Covid-19 was introduced to the UK mainly from southern Europe, rather than China, during the first wave of the pandemic, according to the most comprehensive genomic analysis of transmission ever performed for any disease.
The study, conducted by Oxford and Edinburgh universities, looked at more than 1,000 infections brought to the UK by travelers from other countries before the end of April. Only 0.4% came directly from China. The largest sources were Spain (33%), France (29%) and Italy (12%).
The researchers analyzed the viral genome – the complete genetic code of the virus – in 50,000 samples taken from people infected with Sars-Cov-2 in the UK and other countries. They tracked the transmission chains by following slightly different lines that appear as the virus moves over time. The results were published Friday in the journal Science.
Although the study presents historical data from the first wave of Covid-19 last winter and spring, it shows how “genetic epidemiology” could be used to track the second rise now in full flood, said Professor Oliver Pybus of Oxford University, a study leader.
“This study shows that it is possible to track individual transmission lines of the virus accurately in time and space,” he said. “Performing weekly tests means that genomic tracking can become a key component of public health surveillance.”
The researchers are part of the Covid-19 Genomics UK consortium (Cog-UK), whose data have led to the identification of the most infectious variant B.1.1.7. They say that a detailed comparison of the behavior of the new variant with that of previous descendants will help us understand why it is spreading so fast now.
“Reconstructing where and when Covid-19 was introduced in the UK, we can see that previous travel and quarantine interventions could have helped reduce the acceleration and intensity of the first wave of cases in the UK,” said Prof. Pybus.
Although Covid-19 has its origins in China, only the first cases to arrive in the UK in late January came from there. The study shows three subsequent and much larger waves of introduction from continental Europe.
The first came in February and early March from Italy, the European country hit hardest by the pandemic. Then there was a greater increase in infection in Spain, followed by several cases in France in late March and early April.
By the end of April, with very few international trips and the UK blocked, the introduction of Covid-19 almost stopped and cases fell in the country. A new wave of imported infection – which was not included in this study – arrived in late August and early September in Spain and elsewhere.
Meanwhile, some viral lines continued to spread at a lower intensity in the UK during the summer. Unlike the current spread of the most transmissible variant B.1.1.7, the researchers found no evidence that any viral genealogy present had a selective advantage over others.
Researchers at the University of Glasgow published a separate but smaller study on Friday showing how travelers introduced Covid-19 to Scotland. He came to the same conclusions as the UK-wide analysis.
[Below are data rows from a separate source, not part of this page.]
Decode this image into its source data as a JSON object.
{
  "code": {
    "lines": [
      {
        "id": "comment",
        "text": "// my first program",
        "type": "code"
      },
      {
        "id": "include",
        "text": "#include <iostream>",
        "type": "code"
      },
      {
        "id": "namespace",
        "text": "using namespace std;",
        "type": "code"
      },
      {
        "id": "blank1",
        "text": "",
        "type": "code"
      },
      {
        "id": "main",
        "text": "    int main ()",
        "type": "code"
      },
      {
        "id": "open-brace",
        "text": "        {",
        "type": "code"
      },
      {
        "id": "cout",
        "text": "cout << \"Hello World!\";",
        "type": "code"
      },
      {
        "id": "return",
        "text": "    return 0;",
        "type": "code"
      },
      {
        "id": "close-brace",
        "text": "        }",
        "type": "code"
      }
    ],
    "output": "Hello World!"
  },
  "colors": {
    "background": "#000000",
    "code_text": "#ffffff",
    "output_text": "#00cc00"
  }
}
“The speed with which the virus has spread to Scotland and the UK as a whole, after multiple introductions, mainly from other European countries, has been extremely fast,” said Professor Emma Thomson, lead author of Nature Microbiology.
“It is possible that an earlier blockade in countries with a high burden of cases, such as Italy and other measures, such as quarantine of passengers in high-risk areas, could have prevented the escalation of the outbreak and more community transmission groups in course, ”she said.
“Our work offers unparalleled views on what happens in an individual epidemic,” said Louis du Plessis of Oxford University. “The UK distributes large volumes of genetic data on the virus on a weekly basis and if you do not have this level of surveillance, you will not know the real situation of the evolution and transmission of the virus.”
New national blocking rules in England
The main restriction is a firm message at home
People are allowed to leave home to go to work only if they cannot reasonably do so from home, to buy essential food, medicine and other necessities, and to move around with the household or another person – once upon a time. day and local
The most clinically vulnerable will be asked to protect
All primary and secondary schools and colleges will be closed until a mid-February review in mid-February. Vulnerable children and children of critical workers will still be able to participate, while ensuring growth will remain available
University students will have to learn from home until at least mid-February
Hospitality and non-essential retail trade will be closed. Dining services will be available, but not for the sale of alcohol
Entertainment and animal attractions, such as zoos, will be closed. Playgrounds can remain open
Places of worship may also remain open, but may only participate with the household.
Indoor and outdoor sports facilities, including courts, gyms, golf courses, swimming pools and horse riding arenas, will be closed. Elite sports, including the English Premier League, will be able to continue
Travel abroad will only be allowed for “essential” business
Full details are available on the government’s official website.